§ Data extract

· · ·

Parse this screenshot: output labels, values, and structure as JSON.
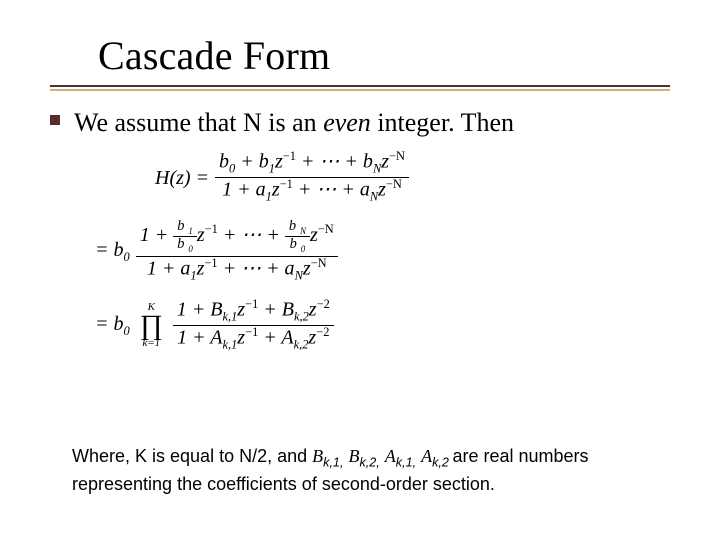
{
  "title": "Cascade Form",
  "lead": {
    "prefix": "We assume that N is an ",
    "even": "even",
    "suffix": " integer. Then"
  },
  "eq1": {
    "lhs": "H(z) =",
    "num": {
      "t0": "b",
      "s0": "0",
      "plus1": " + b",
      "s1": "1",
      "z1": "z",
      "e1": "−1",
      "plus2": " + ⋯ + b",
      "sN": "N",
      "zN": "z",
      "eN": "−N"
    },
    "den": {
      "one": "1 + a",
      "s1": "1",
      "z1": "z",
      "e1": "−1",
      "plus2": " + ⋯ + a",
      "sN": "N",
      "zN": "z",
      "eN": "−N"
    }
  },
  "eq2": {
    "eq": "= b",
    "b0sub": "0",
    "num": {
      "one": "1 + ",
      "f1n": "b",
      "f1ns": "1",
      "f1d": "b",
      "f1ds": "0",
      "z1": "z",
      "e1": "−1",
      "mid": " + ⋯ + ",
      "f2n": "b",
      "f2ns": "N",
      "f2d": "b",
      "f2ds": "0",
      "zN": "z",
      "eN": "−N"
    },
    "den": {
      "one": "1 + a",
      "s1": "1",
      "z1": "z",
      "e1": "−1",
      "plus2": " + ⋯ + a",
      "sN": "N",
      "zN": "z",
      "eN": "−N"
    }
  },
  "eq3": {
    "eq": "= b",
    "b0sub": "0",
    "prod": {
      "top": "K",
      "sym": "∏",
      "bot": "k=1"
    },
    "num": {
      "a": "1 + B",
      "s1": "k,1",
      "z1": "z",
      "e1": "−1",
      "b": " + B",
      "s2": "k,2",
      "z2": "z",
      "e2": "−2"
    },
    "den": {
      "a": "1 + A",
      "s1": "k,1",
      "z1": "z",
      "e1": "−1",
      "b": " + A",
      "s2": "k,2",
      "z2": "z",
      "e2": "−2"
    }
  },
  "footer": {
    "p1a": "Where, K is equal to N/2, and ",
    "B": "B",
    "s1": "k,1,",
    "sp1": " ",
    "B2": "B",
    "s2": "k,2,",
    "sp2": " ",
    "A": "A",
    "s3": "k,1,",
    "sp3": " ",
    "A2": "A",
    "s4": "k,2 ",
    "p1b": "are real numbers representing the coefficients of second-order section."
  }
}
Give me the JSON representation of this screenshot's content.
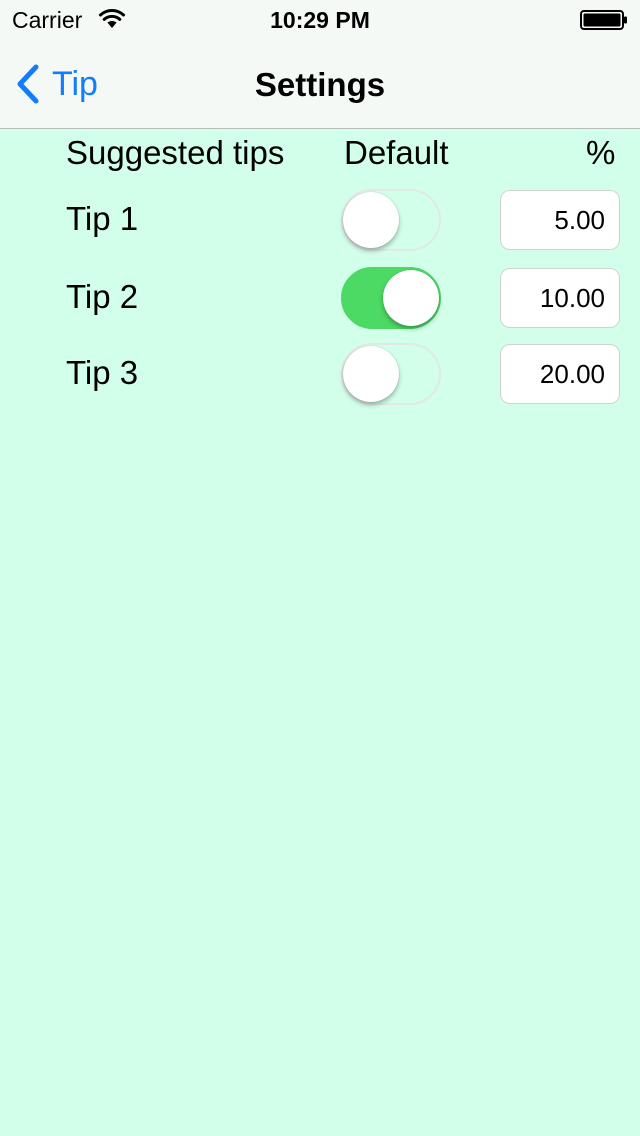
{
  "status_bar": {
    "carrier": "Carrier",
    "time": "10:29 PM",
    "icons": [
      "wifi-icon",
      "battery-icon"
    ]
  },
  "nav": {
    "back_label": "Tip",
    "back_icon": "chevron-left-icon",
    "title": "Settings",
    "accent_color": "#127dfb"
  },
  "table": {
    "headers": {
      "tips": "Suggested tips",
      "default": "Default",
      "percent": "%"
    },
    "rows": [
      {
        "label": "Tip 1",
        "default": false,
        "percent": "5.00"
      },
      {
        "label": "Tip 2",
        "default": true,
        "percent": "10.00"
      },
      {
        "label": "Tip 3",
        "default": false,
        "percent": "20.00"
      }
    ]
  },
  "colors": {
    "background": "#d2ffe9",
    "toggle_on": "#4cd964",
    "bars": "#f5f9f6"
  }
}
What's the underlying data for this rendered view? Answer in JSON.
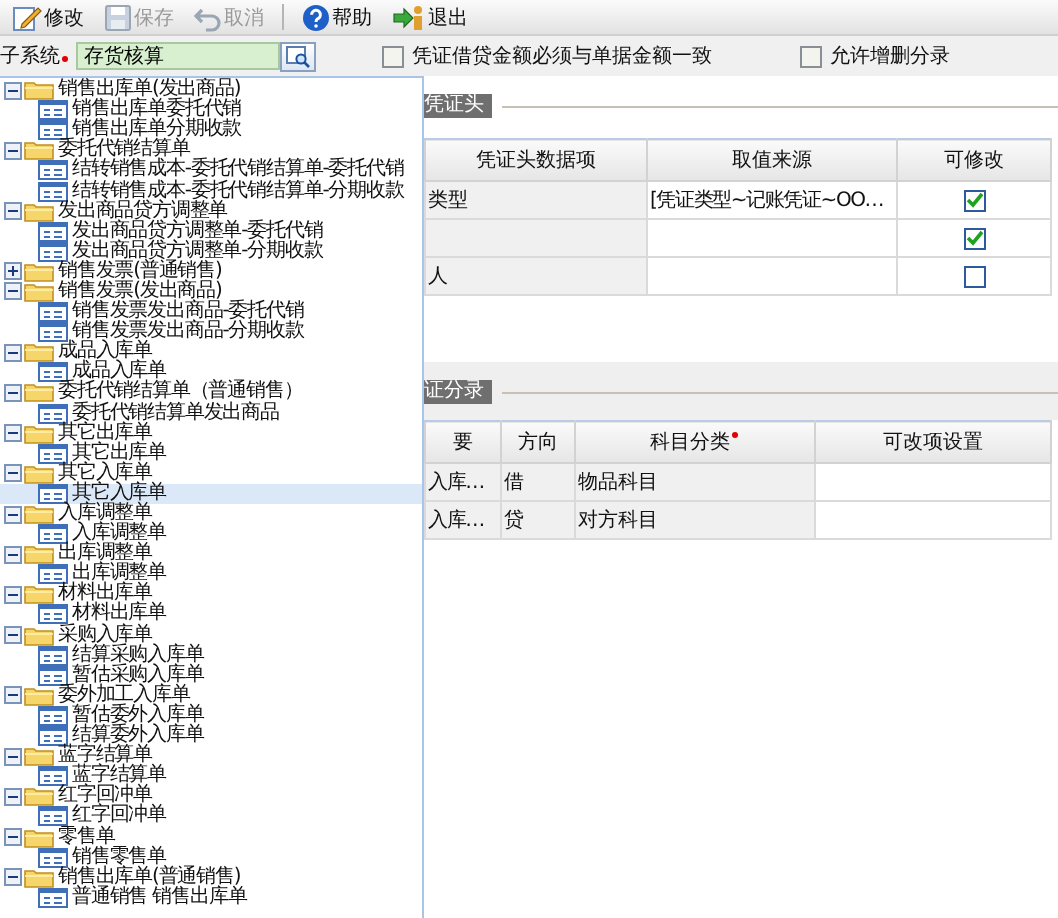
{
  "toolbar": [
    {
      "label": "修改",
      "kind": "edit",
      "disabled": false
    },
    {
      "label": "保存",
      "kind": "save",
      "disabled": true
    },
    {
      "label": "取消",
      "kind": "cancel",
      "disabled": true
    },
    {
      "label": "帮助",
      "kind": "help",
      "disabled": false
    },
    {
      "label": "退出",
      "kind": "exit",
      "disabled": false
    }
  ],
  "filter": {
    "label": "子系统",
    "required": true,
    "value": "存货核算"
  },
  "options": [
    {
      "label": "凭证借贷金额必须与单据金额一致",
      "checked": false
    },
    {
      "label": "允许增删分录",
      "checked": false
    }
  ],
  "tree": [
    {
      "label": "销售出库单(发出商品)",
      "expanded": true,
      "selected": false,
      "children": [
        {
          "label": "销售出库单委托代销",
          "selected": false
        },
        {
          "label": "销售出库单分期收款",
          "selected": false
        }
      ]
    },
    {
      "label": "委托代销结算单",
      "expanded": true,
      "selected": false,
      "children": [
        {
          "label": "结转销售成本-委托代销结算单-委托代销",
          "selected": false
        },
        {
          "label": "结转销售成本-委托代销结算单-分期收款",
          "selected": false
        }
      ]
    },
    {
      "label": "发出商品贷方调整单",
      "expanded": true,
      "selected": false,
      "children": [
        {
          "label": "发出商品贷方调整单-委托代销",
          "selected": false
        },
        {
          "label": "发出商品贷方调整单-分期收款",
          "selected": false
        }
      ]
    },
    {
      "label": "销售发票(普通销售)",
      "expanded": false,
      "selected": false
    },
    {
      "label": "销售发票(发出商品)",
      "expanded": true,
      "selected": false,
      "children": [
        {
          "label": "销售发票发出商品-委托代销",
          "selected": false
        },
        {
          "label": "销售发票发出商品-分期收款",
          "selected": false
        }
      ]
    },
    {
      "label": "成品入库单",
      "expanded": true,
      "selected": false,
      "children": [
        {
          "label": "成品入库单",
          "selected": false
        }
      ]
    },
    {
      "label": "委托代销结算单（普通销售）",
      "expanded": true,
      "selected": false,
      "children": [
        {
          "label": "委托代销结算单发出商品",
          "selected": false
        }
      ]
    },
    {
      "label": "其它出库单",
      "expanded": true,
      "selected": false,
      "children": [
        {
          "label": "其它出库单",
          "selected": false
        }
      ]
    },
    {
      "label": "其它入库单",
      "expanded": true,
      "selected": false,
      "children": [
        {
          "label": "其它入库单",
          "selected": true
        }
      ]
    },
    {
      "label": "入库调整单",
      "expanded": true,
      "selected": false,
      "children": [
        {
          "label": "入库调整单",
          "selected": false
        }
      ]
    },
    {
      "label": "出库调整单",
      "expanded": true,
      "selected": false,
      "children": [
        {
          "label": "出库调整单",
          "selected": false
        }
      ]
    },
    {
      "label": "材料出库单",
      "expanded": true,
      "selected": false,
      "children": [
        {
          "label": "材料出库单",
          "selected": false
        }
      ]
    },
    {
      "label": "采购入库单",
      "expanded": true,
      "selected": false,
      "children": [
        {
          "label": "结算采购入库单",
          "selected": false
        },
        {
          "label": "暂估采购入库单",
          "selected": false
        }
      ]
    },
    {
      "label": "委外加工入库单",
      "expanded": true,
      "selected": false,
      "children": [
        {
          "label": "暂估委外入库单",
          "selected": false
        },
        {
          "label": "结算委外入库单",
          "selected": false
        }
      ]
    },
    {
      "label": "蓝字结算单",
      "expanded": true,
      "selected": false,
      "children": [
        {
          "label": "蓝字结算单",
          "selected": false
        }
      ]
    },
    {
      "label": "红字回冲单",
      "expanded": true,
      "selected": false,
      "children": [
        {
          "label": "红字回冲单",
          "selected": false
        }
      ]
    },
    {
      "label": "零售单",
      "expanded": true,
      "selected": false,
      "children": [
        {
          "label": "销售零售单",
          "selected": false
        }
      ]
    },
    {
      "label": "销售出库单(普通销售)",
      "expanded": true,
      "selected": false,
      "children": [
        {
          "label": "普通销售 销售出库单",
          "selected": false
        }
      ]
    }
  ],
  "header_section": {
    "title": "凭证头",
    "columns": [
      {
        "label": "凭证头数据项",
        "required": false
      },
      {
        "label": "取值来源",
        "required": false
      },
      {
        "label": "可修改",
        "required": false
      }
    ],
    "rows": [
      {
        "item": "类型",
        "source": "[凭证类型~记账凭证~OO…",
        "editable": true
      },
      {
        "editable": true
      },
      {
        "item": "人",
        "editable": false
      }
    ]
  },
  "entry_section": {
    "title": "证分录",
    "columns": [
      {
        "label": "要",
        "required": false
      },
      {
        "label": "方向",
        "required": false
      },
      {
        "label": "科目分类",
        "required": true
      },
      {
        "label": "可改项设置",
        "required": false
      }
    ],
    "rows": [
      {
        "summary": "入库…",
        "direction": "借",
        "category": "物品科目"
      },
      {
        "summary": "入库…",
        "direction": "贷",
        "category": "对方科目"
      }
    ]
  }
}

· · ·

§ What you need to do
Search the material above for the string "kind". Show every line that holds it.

§ Your response
      "kind": "edit",
      "kind": "save",
      "kind": "cancel",
      "kind": "help",
      "kind": "exit",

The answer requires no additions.